### AIM OF THE EXERCISE
The answer should be each line of the records that contains the word "JSON"; please copy them all.

Website and app data records:
□ □ □ □ □

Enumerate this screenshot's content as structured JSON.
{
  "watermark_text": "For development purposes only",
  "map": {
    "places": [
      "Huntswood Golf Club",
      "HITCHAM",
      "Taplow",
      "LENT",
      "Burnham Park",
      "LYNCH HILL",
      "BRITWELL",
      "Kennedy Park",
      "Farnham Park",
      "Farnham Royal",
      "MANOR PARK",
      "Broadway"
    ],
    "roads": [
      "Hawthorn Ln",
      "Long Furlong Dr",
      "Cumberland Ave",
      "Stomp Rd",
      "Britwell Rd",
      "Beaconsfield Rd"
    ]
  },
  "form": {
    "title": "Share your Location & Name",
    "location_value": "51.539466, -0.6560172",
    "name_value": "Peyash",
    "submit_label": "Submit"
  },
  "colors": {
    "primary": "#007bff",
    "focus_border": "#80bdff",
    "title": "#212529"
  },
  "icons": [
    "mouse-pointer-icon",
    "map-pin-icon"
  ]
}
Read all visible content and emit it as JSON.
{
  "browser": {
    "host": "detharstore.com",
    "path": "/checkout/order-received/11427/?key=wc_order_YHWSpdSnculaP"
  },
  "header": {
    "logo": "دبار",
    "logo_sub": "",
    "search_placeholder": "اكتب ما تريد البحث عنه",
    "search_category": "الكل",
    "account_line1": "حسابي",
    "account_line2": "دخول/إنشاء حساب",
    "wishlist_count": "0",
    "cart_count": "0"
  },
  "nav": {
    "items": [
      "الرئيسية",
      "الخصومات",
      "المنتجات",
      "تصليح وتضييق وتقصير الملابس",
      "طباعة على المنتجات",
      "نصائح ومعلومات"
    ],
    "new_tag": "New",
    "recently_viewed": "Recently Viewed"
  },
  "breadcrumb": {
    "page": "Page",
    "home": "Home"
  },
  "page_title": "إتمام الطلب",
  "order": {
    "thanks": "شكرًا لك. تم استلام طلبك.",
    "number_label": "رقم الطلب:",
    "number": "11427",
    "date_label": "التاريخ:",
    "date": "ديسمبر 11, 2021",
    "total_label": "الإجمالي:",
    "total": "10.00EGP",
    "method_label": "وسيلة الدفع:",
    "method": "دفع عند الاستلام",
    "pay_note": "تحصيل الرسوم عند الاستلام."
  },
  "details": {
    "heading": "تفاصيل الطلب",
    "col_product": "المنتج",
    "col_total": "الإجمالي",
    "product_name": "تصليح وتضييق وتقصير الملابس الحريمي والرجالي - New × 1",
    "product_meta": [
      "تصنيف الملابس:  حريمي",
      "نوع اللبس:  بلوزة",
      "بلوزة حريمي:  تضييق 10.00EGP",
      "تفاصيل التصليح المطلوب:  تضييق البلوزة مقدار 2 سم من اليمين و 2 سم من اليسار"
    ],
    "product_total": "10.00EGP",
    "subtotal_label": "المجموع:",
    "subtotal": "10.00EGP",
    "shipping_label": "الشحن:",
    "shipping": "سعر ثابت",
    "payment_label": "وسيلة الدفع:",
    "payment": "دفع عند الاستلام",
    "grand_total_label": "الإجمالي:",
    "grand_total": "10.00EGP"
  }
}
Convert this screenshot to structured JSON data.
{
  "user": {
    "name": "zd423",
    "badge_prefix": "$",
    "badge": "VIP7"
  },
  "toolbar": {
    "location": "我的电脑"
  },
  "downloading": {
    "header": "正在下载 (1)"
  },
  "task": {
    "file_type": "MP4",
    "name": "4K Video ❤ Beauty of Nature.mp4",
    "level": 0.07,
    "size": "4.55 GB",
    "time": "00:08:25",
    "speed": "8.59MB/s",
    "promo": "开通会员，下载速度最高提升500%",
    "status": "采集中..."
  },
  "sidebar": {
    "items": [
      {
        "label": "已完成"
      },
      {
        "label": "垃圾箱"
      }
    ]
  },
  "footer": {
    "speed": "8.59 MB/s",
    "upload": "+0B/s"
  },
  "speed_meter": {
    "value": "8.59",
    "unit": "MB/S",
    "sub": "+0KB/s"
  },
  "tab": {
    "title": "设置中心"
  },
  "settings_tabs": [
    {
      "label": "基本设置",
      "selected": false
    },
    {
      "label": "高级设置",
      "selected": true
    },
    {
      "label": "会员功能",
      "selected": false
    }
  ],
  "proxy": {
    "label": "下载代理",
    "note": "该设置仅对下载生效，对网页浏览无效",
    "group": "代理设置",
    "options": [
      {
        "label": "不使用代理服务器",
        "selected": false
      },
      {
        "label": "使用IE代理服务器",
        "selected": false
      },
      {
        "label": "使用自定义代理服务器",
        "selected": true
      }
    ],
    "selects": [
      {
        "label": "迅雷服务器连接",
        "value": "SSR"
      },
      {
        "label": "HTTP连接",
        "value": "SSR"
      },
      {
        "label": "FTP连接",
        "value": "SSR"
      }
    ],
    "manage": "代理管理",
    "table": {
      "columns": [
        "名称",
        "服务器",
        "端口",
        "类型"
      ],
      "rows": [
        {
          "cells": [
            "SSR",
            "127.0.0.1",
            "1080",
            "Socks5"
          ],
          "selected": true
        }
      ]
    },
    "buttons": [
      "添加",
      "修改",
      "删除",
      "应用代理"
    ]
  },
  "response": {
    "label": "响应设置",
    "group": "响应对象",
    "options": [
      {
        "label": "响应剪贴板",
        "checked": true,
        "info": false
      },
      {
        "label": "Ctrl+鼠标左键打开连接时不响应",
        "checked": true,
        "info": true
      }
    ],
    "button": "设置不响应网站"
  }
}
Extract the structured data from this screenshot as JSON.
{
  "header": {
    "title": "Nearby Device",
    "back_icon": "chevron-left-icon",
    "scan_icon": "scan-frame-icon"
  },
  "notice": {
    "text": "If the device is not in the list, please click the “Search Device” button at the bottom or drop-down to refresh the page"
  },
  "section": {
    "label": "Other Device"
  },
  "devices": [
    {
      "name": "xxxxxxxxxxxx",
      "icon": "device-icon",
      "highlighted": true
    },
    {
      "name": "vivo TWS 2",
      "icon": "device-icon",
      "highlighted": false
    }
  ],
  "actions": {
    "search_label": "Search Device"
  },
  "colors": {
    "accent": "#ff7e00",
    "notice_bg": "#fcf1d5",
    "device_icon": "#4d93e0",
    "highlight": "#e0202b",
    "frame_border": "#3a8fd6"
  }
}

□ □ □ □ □

### EXERCISE RESULT
Enumerate this screenshot's content as structured JSON.
Read all visible content and emit it as JSON.
Convert this screenshot to structured JSON data.
Extract the structured data from this screenshot as JSON.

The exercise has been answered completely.